Obviously you can't get a CRL or an OCSP response over HTTPS. Jeff's response was that they should use a different domain name for the CRLs (if they want to deploy HSTS)

Obviously, it's too late to change AIA or CDP in existing certificates. But I think it goes deeper. HSTS affects what the browser is doing. Different resources from the same domain should all be protected by TLS. But we don't expect this to affect things that are outside the browser, like email or system updates. IMO the fetching of CRLs or OCSP responses is not part of the browsing, but part of the HTTPS handshake. The fact that some browsers implement both is besides the point. Internet Explorer uses an OS library to do the TLS handshake, including any checking of revocation. In fact getting the CRL fetch function to apply the HSTS policy would require extra effort from the browser implementer. 

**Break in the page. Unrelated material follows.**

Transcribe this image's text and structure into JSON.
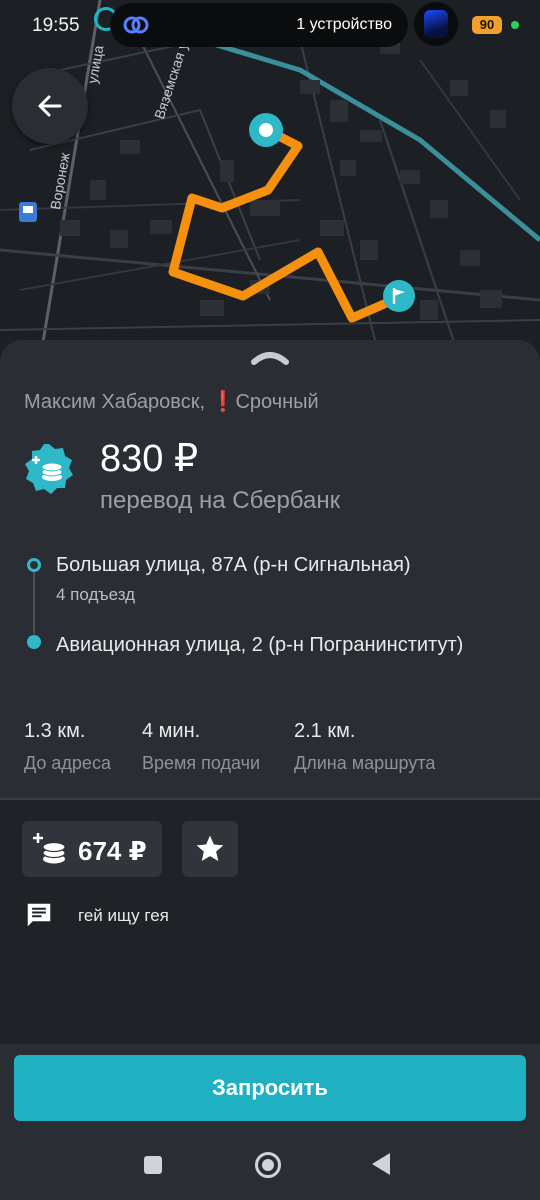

I think we should simply say that HSTS does not apply to non-content. Fetching CRLs or browser software updates is not content, and HSTS should not apply to it.